Conestogas, Or Gandastognes, a tribe of Indians formerly on the Susquehanna river, commonly called by the French Andastes, by the people of Virginia and Maryland Susquehannas, and by the Dutch and Swedes Minquas. They were of the same family as the Hurons and Iroquois, and their name Gandastogues meant nation of roof poles. Before 1600 they nearly exterminated the Mohawks in a ten years' war, and were still at war with them in 1608, when Capt. Smith met a party of Susquehannas on Chesapeake bay. They held in subjection all the neighboring Algonquin tribes, and were at war with those of Maryland. Acquiring firearms and cannon from the Swedes, they were so troublesome to Maryland that Gov. Calvert proclaimed them public enemies in 1642. They were friends and allies of the Hurons of Upper Canada, and offered to aid them with 1,300 warriors.
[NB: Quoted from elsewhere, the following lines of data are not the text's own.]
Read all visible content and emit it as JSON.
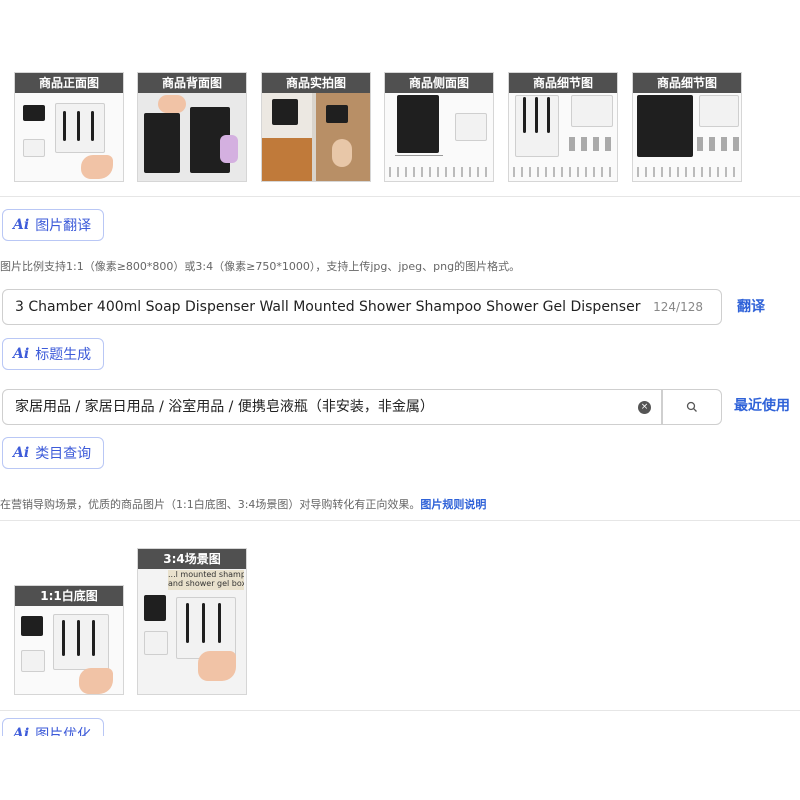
{
  "gallery": {
    "thumbnails": [
      {
        "label": "商品正面图"
      },
      {
        "label": "商品背面图"
      },
      {
        "label": "商品实拍图"
      },
      {
        "label": "商品侧面图"
      },
      {
        "label": "商品细节图"
      },
      {
        "label": "商品细节图"
      }
    ]
  },
  "translate_section": {
    "button_label": "图片翻译",
    "hint": "图片比例支持1:1（像素≥800*800）或3:4（像素≥750*1000），支持上传jpg、jpeg、png的图片格式。"
  },
  "title_section": {
    "value": "3 Chamber 400ml Soap Dispenser Wall Mounted Shower Shampoo Shower Gel Dispenser N",
    "counter": "124/128",
    "translate_link": "翻译",
    "button_label": "标题生成"
  },
  "category_section": {
    "value": "家居用品 / 家居日用品 / 浴室用品 / 便携皂液瓶（非安装，非金属）",
    "recent_link": "最近使用",
    "button_label": "类目查询"
  },
  "marketing_section": {
    "hint": "在营销导购场景，优质的商品图片（1:1白底图、3:4场景图）对导购转化有正向效果。",
    "rules_link": "图片规则说明",
    "square_label": "1:1白底图",
    "scene_label": "3:4场景图",
    "scene_caption_1": "...l mounted shampoo",
    "scene_caption_2": "and shower gel box"
  },
  "optimize_section": {
    "button_label": "图片优化"
  },
  "colors": {
    "accent": "#3d5bd9",
    "link": "#2f62d8",
    "label_bg": "#505050"
  }
}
In 1652 they ceded to Maryland lands on the Patuxent, Choptank, and Elk. In 1656 they were involved in war with the Iroquois, and though much reduced by smallpox, they fought desperately, gaining many victories over superior forces, but were completely overthrown in 1675. A part submitted to the Iroquois; others, retreating into Maryland, were attacked by Maryland and Virginia troops, who put five chiefs to death.
The desperate Indians then ravaged the frontiers till they were cut off. In 1701 Canoodagtoh, their king, made a treaty with William Penn. They appear in a treaty in 1742, but were then fast disappearing. In 1763, during a period of excitement against the Indians, the remnant of the Cones-togas took refuge in the jail at Lancaster, Pa., where they were cruelly butchered by an organization called the Paxton boys. The most distinguished of their chiefs was Logan, the famous orator. A vocabulary of their language was preserved in the works of the Swedish missionary Campanius, Nye Sverige and Lutheri Gatechismus (Stockholm, 1696). A brief English account of them is in Alsop's "Maryland" (London, 1666; New York, 1869).